After she got married, Paul and Kathryn settled in Windham in 1942 where they had their house built. Being from a humble back ground Mrs. Brobst was not too keen on debt. So, when they had to borrow $1,800 to build their home, she and her husband worked very hard and paid that debt off as quickly as possible. It wasn’t easy, as she and her husband didn’t make that much money at the time. She recollects that Paul started off making $.66/hour working at Silica Sand Company. His wages increased in time as he proved himself a hard worker. She only earned $.33/ hour working in the office during the construction era of the barracks-style housing they were erecting in Windham. They were able to pay off the debt and move into their house prior to starting a family.
Mrs. Brobst wanted a large family, but for whatever reason, she was blest with only three children, spaced out every six years. Her oldest child, Dan is married and lives in Windham and her youngest, Rex, lives with her in Windham and takes care of the things she can’t do. Her middle child, Cindy lives with her husband in New Hampshire. Brobst is proud of her all children’s accomplishments as well as her 4 grandchildren and 8 great grandchildren.
When asked about all the changes she has seen in the 100 years, she said there were so many. One was when she first was able to have electricity in her house. When she and her husband had their house built, they made sure that was included. She tells the time she saw the first plane fly overhead. She was amazed at how that huge thing, could stay in the sky. She also remembered pumping water from a well and carrying it into the kitchen. She remembered not having a radio, television or telephone, until long after she was married. Most of the changes she’s embraced, like indoor plumbing, electricity, telephone and other modern conveniences. There are some of the modern things she hasn’t embraced, such as the busyness of society, social media, most electronics, the “dog-eat-dog lifestyle” and how families don’t come together any more. She remembers when families gathered regularly and now, they are just too busy.
Throughout the years, she has had good health, she has helped many family members in their time of need and is still going strong today. Somewhere around 90 years old, she said she stopped teaching the ladies’ Bible study that she had done for as long as she could remember. Up until seven year ago, she was still driving. Now she relies on her sons to get her where she needs to go.
She said, her father told her, when she was young, that she was no better or worse than anyone else, God loved everyone. She still thinks that way today. She doesn’t feel that she is anybody special, and is somewhat uncomfortable with all the attention that’s been given to her as of late. She recently received a Proclamation from the Portage County Commissioners proclaiming August 12, 2019 as Kathryn Brobst Day. She also received Proclamations from congressmen, Tim Ryan, David Joyce and Senator Sherrod Brown. Her family had a big birthday celebration for her on August 8, 2019.

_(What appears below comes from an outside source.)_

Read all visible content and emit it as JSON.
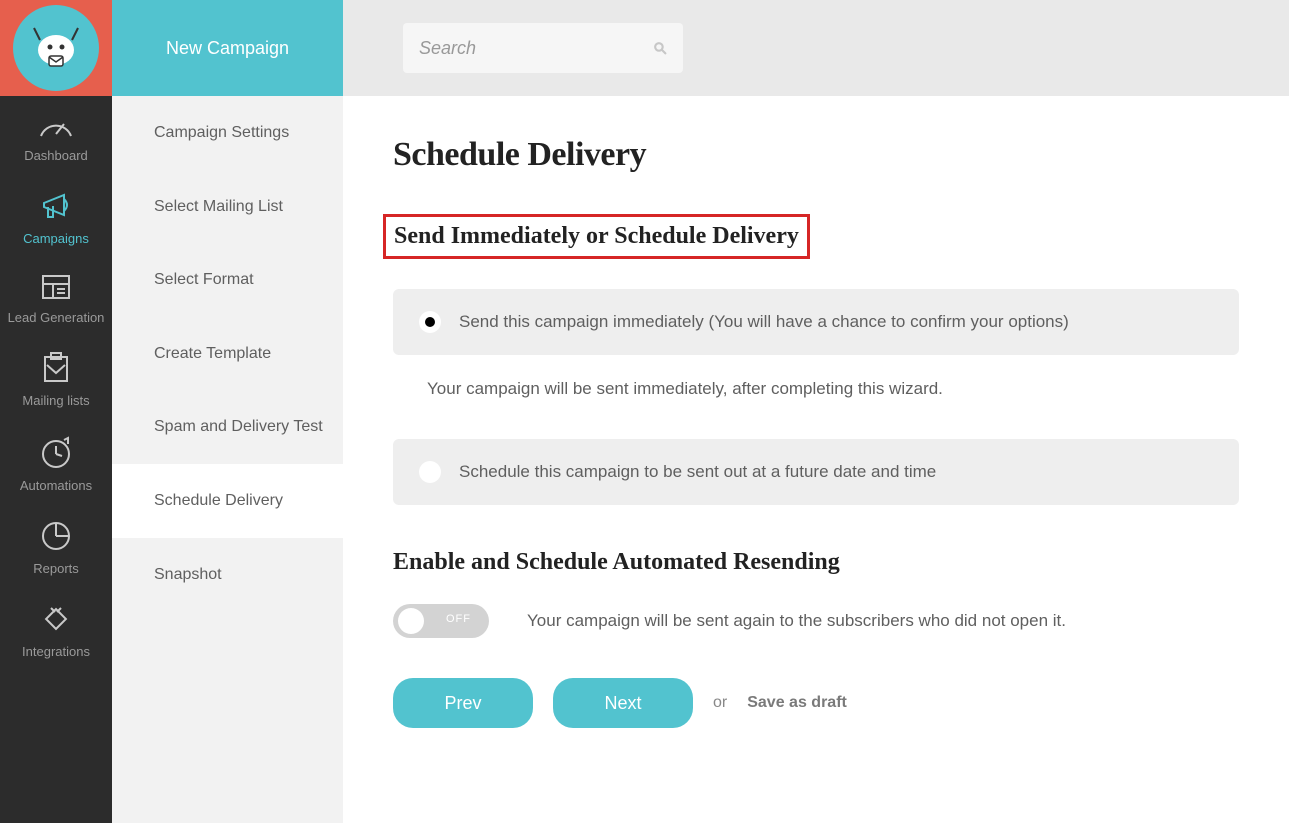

Mrs. Brobst loves to walk, garden and read. Although the aging process has slowed her walk and eliminated her gardening, she still reads a lot. She doesn’t enjoy cooking, but she did tell me she had a bushel of apples she was going to make apple sauce out of them and freeze for the winter.Yum!
She grew up poor and lived a very humble life, wearing hand-me-down clothes, living off the garden and home-grown food. Canning, sitting on the porch snapping beans and cleaning homegrown produce was a way of life for her. A simple life, but one she loves. Now days, one will often find her sitting in her easy chair reading.
Happy Birthday Mrs. Brobst!